Efforts in March 2010 to dismiss Feldman and Martin Perry’s charges met with some success, as a North Carolina court threw out charges of civil conspiracy and wrongful termination while allowing charges of breach of contract and violations of the Americans with Disabilities Act to stand trial. (Feldman and Perry did not respond to requests for comment.)
But in the end, it was the Wortley lawsuit that brought the company down. Up until the trial date, the company maintained in a recent SEC filing that the asset purchase agreement “was not a valid contract.” This language represented a departure from a 10-Q filed soon after Wortley’s suit, when Law Enforcement admitted to being “currently in default of this agreement.”
Tony Perry said the company could not elaborate on why the agreement might be invalid.
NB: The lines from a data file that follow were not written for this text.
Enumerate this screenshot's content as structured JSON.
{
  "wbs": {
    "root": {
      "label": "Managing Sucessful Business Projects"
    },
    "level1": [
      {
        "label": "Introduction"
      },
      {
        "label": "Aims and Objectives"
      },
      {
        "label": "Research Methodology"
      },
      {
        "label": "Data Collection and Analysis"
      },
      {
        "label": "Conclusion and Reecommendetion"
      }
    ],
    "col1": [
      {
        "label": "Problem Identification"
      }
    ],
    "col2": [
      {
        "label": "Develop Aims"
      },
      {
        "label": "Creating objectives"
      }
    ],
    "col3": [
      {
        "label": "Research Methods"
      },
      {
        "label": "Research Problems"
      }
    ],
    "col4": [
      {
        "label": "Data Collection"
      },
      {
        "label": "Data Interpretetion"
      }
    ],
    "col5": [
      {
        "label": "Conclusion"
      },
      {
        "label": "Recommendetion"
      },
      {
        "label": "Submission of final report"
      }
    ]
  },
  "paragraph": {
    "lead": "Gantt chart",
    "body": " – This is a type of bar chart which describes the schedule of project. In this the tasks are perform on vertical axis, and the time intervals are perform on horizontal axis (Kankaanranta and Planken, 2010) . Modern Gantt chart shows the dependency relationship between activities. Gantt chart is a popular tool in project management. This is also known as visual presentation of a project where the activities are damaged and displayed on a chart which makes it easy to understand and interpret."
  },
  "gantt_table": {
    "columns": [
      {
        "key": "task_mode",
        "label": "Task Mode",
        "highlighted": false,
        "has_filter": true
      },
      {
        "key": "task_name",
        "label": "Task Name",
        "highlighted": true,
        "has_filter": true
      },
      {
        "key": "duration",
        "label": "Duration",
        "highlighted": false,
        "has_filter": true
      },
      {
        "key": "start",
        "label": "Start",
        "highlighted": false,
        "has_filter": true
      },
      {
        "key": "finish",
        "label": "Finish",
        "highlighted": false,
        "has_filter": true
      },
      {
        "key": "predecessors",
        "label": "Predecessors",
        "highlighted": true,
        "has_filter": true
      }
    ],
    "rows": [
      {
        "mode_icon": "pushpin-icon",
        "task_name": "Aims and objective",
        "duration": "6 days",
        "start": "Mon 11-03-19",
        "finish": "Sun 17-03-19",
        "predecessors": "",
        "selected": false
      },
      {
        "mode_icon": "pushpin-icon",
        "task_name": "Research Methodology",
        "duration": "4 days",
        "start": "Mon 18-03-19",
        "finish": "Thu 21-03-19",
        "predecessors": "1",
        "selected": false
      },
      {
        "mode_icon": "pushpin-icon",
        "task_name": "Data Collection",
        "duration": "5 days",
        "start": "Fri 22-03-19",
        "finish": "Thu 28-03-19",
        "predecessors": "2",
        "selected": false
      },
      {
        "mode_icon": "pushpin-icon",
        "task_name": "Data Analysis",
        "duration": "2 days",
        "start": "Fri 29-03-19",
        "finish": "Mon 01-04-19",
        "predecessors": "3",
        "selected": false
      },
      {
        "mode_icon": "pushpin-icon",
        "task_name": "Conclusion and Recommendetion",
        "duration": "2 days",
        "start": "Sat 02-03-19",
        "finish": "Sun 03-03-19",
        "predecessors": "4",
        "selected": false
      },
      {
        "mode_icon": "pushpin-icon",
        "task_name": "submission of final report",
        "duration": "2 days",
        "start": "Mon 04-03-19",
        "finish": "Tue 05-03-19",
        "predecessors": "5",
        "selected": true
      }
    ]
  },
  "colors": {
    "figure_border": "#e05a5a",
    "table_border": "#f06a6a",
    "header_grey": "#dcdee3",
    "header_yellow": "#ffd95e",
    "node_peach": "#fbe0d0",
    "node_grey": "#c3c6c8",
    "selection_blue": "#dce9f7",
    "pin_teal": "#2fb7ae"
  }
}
“The public record is out there for all to see,” Joe Wortley said. “The question is, if you strike a bargain and shake hands and sign a contract, should it be enforced?”
Unfortunately for Law Enforcement, the jury said “yes.” In a short decision rendered just weeks after the trial began, on June 27, 2011, the jury found that Law Enforcement breached the Asset Purchase Agreement. They awarded Wortley $1.1 million in damages.
It was always clear that if the Wortley lawsuit was lost, the company’s meager store of $76,000 cash and $2.5 million in total assets wouldn’t be enough to avoid bankruptcy or worse. In that case, they would need help from Raymond James to maintain operations.
Raymond James representatives wouldn’t comment on their intentions last March, but it turned out that no help was forthcoming. On July 27, Law Enforcement filed for Chapter 11 bankruptcy. They listed debt liability of $1.7 million — most of it owed to Wortley — and assets under $50,000.
As the bankruptcy court process unfolded, the company sued Taser International in November for breaching a purchase contract relating to patents for the failed stun gun project. Meanwhile, Perry and Feldman’s lawsuits, along with the New Prime Holdings surveillance van case, continue to make their way through the court process, representing further potential liabilities.
The legal process drags on, but the company’s functional existence has come to an end. After more than a decade of avoiding the ultimate consequence for decisions that were questionable on business and ethical levels, one of the strangest chapters in regional business history draws to a conclusion — Law Enforcement’s number is finally up.